Research papers aren’t easy. There’s so much work that goes into writing one, and doubly so if you want it to be a reliable paper. It may seem like you’re standing in front of an insurmountable cliff, but I have a few tips that can help you be the best research writer you can be, without driving yourself crazy! Plus, believe it or not, you may be able to turn what you think is just another paper, you trudged through for your composition class, into a publishable work of art. That is exactly what I decided to do with my final research paper for my sophomore writing class, and through perseverance and help from a great teacher, it was published in the URJHS. Here are some tips for you that will help, right from the start:
St. Olaf College
Full paper: www.kon.org/urc/v12/gleason.html
Abstract: Within the field of LGBT psychology, several models of homosexual orientation identity development have been proposed, and most of these models emphasize the importance of assuming a non-heterosexual identity. Freud’s theories of homosexuality are reinterpreted and integrated into these contemporary models in order to shed light on both the importance of non-heterosexual identity formation and the complications that can arise from it. Specifically, Freud’s concepts of “narcissistic object choice” and “identification” reveal how homosexual individuals can form paradoxical attachments with heterosexual objects, and how these paradoxes can be resolved through the assumption of a homosexual identity.

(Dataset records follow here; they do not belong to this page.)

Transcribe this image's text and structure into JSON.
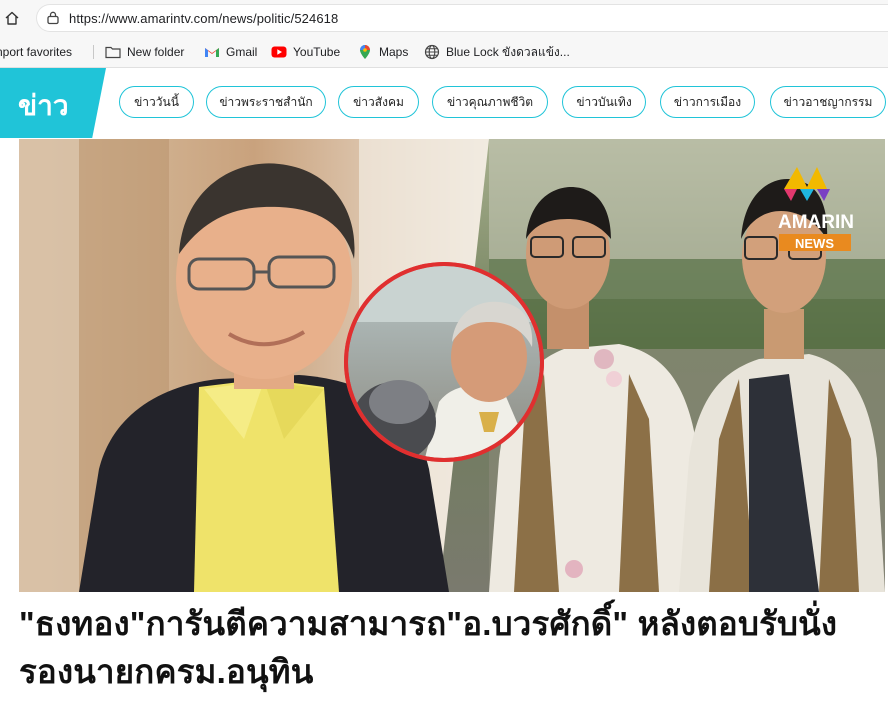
{
  "browser": {
    "url": "https://www.amarintv.com/news/politic/524618",
    "bookmarks": [
      {
        "label": "nport favorites",
        "icon": "none"
      },
      {
        "label": "New folder",
        "icon": "folder-icon"
      },
      {
        "label": "Gmail",
        "icon": "gmail-icon"
      },
      {
        "label": "YouTube",
        "icon": "youtube-icon"
      },
      {
        "label": "Maps",
        "icon": "maps-icon"
      },
      {
        "label": "Blue Lock ขังดวลแข้ง...",
        "icon": "globe-icon"
      }
    ]
  },
  "site": {
    "brand_label": "ข่าว",
    "brand_color": "#20c4d8",
    "nav_items": [
      "ข่าววันนี้",
      "ข่าวพระราชสำนัก",
      "ข่าวสังคม",
      "ข่าวคุณภาพชีวิต",
      "ข่าวบันเทิง",
      "ข่าวการเมือง",
      "ข่าวอาชญากรรม"
    ]
  },
  "hero": {
    "logo_text": "AMARIN",
    "logo_badge": "NEWS"
  },
  "article": {
    "headline": "\"ธงทอง\"การันตีความสามารถ\"อ.บวรศักดิ์\" หลังตอบรับนั่งรองนายกครม.อนุทิน"
  }
}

Erin Cammel, Kansas State University
Full manuscript: www.kon.org/urc/v12/cammel.html
Abstract:The purpose of this paper is to compare data found in Small Homes of Architectural Distinction by the Architects’ Small House Service Bureau in 1929 to U.S. Census data from 1930 and 1980 through 2010. In an attempt to explain the expansion of the American household, average square footage and number of bedrooms and bathrooms are correlated to average household size and income (U.S. Census Bureau, n.d., a.). All of these statistical categories have been impacted by the fluctuation of the American economy and cultural influences.
Zachary K. Ochoa
People hear almost everywhere that a Bachelor’s Degree isn’t worth what it used to be. Unfortunately, this is more or less the truth. With the right study habits, luck with professors, and good time management, it is really not that difficult for a good student to get a competitive GPA. This does not bode well for the individual student because, frankly, there are a lot of good students out there. So the important question then becomes how undergraduate students can set themselves apart from their peers in an increasingly competitive world.
It’s not the most complicated thing in the world to do well in classes. Most of the standard college courses require nothing more than repetition and memorization in order to pass. However, to make a contribution of your own to your field of choice is a different matter entirely. If students want to set themselves apart in today’s academia, they should pursue options in undergraduate research.